2016 marks the 50th anniversary of The Monkees and what could be better to mark that milestone than with an album of songs written by some of the best songwriters of this generation.
That is appropriate since the best songwriters of the 1960s wrote for the band back in their hey day.
Andy Partridge of XTC penned the catchy "You Bring The Summer" Rivers Cuomo contributed the bubble gum pop, "She Makes Me Laugh." Dolenz handles the lead vocals on both of those songs, but rather than sounding like new Monkees songs, they sound like Micky Dolenz covering songs by Weezer and XTC. That isn't a deterrent though, these songs are playful and fun. They have the Monkees spirit.

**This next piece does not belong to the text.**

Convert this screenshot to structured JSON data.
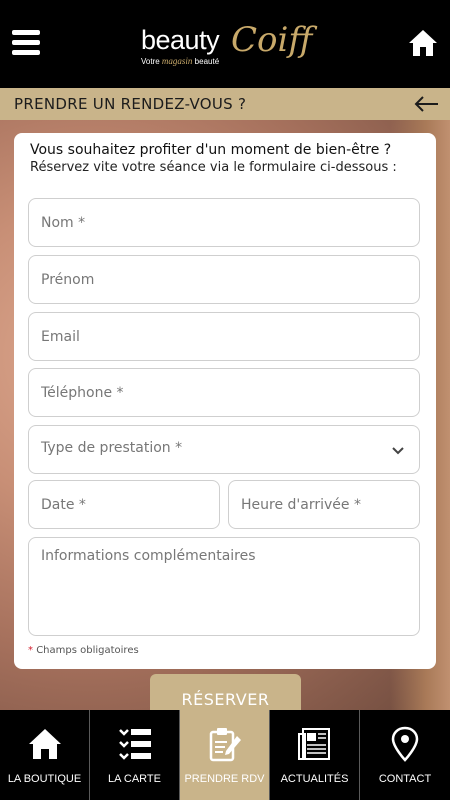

The whole album delivers what Monkees are known for, perfect pop songs, sung by Micky, Mike and Peter.
One of the album's shining moments is "Our Own World." The song penned by Schlesinger, of Fountains of Wayne, is pure pop perfection. Of course, this is the man that wrote "Stacey's Mom" He knows a thing or two about bubblegum pop music.
Mike Nesmith gets the other shining star "Me and Magdalena." This song sounds like it could have been pulled from 1968's The Birds The Bees The Monkees. It has that quirkiness that was found in a lot of Mike's later offerings for The Monkees. Micky's harmony vocals enhance the beauty of the album. He gets another stellar song on the Gallagher/Weller penned "Birth of An Accidental Hipster". Mike makes the songs his own which makes them all the better.
The bittersweet thing about this album is the inclusion of "Love To Love" a song featuring vocals by Davy Jones. This Neil Diamond penned tune features one of Davy's most hauntingly beautiful vocals. Its hard to believe that this song has only appeared on compilations prior to this album.
Peter contributes the folksy pop song "Little Girl." It is so good to hear Peter singing something worthy of him, which isn't something that happened during the Monkees Hey day. It is a smart sweet song, much like its singer who got cast as the band's nitwit. He also gets the stunning "Wasn't Born To Follow," a Goffin/King song that seemed to be written especially for Peter. Even at 74 Tork delivers innocence in his vocals
The album closes with "I Was There (And I'm Told I Had A Good Time)." Which is the perfect song for a band that was as big as The Beatles for a brief period in the 60s. After all, when it comes to the 60s, if you can remember it, you probably weren't there. Micky's vocals are again spot on. This man can still rock out with the best of them.
For three guys who are in their 70s, this album is solid and proof that a good voice doesn't always fade with age. Mickey Dolenz sounds as good on Good Times as he did 50 years ago.
What is interesting about Good Times! is that that first half of the album is modern sounding, or rather the Monkees sounding like the songwriters who wrote for them on this album. The result there is The Monkees like you've never heard them before. The second half of the album is like a trip back in time. Its like the Monkees never changed in the 50 years since they burst onto the scene.
Good Times! reminds all of us that you don't have be twentysomething to make great music. This is one of the best albums you'll hear all year, and it will leave a smile on your face. Hey, Hey, It's the Monkees, and we're so glad they are back!